What to work on:
Return the records below exactly; pictures stay out.

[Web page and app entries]
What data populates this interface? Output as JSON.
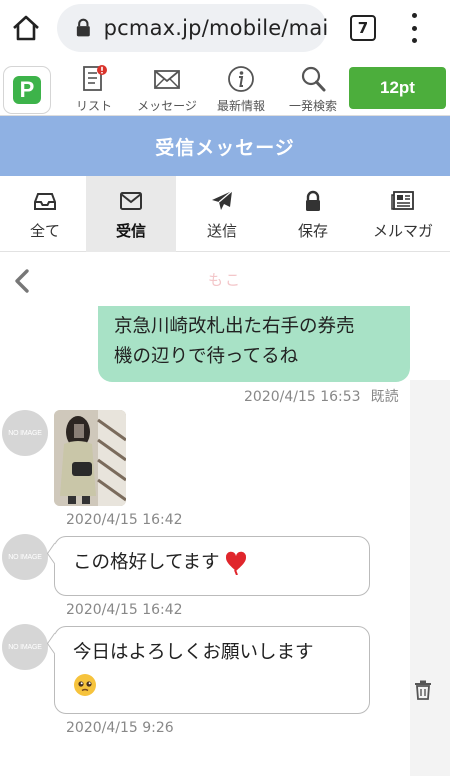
{
  "browser": {
    "url": "pcmax.jp/mobile/mail_",
    "tab_count": "7"
  },
  "site_nav": {
    "logo_letter": "P",
    "items": [
      {
        "label": "リスト",
        "icon": "list-icon"
      },
      {
        "label": "メッセージ",
        "icon": "envelope-icon"
      },
      {
        "label": "最新情報",
        "icon": "info-icon"
      },
      {
        "label": "一発検索",
        "icon": "search-icon"
      }
    ],
    "points": "12pt",
    "colors": {
      "points_button": "#4cae3c",
      "notification_badge": "#d9332b"
    }
  },
  "title_bar": {
    "title": "受信メッセージ",
    "color": "#8fb1e3"
  },
  "folder_tabs": [
    {
      "label": "全て",
      "icon": "inbox-tray-icon",
      "active": false
    },
    {
      "label": "受信",
      "icon": "envelope-icon",
      "active": true
    },
    {
      "label": "送信",
      "icon": "paper-plane-icon",
      "active": false
    },
    {
      "label": "保存",
      "icon": "lock-icon",
      "active": false
    },
    {
      "label": "メルマガ",
      "icon": "newspaper-icon",
      "active": false
    }
  ],
  "conversation": {
    "partner_name": "もこ",
    "messages": [
      {
        "direction": "sent",
        "text_line1": "京急川崎改札出た右手の券売",
        "text_line2": "機の辺りで待ってるね",
        "timestamp": "2020/4/15 16:53",
        "status": "既読",
        "color": "#a8e2c6"
      },
      {
        "direction": "received",
        "type": "photo",
        "avatar_text": "NO IMAGE",
        "timestamp": "2020/4/15 16:42"
      },
      {
        "direction": "received",
        "text": "この格好してます",
        "emoji": "red-heart-emoji",
        "avatar_text": "NO IMAGE",
        "timestamp": "2020/4/15 16:42"
      },
      {
        "direction": "received",
        "text": "今日はよろしくお願いします",
        "emoji": "pleading-face-emoji",
        "avatar_text": "NO IMAGE",
        "timestamp": "2020/4/15 9:26"
      }
    ]
  }
}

Your solution:
What data populates this interface? Output as JSON.
{
  "browser": {
    "url": "pcmax.jp/mobile/mail_",
    "tab_count": "7"
  },
  "site_nav": {
    "logo_letter": "P",
    "items": [
      {
        "label": "リスト",
        "icon": "list-icon"
      },
      {
        "label": "メッセージ",
        "icon": "envelope-icon"
      },
      {
        "label": "最新情報",
        "icon": "info-icon"
      },
      {
        "label": "一発検索",
        "icon": "search-icon"
      }
    ],
    "points": "12pt",
    "colors": {
      "points_button": "#4cae3c",
      "notification_badge": "#d9332b"
    }
  },
  "title_bar": {
    "title": "受信メッセージ",
    "color": "#8fb1e3"
  },
  "folder_tabs": [
    {
      "label": "全て",
      "icon": "inbox-tray-icon",
      "active": false
    },
    {
      "label": "受信",
      "icon": "envelope-icon",
      "active": true
    },
    {
      "label": "送信",
      "icon": "paper-plane-icon",
      "active": false
    },
    {
      "label": "保存",
      "icon": "lock-icon",
      "active": false
    },
    {
      "label": "メルマガ",
      "icon": "newspaper-icon",
      "active": false
    }
  ],
  "conversation": {
    "partner_name": "もこ",
    "messages": [
      {
        "direction": "sent",
        "text_line1": "京急川崎改札出た右手の券売",
        "text_line2": "機の辺りで待ってるね",
        "timestamp": "2020/4/15 16:53",
        "status": "既読",
        "color": "#a8e2c6"
      },
      {
        "direction": "received",
        "type": "photo",
        "avatar_text": "NO IMAGE",
        "timestamp": "2020/4/15 16:42"
      },
      {
        "direction": "received",
        "text": "この格好してます",
        "emoji": "red-heart-emoji",
        "avatar_text": "NO IMAGE",
        "timestamp": "2020/4/15 16:42"
      },
      {
        "direction": "received",
        "text": "今日はよろしくお願いします",
        "emoji": "pleading-face-emoji",
        "avatar_text": "NO IMAGE",
        "timestamp": "2020/4/15 9:26"
      }
    ]
  }
}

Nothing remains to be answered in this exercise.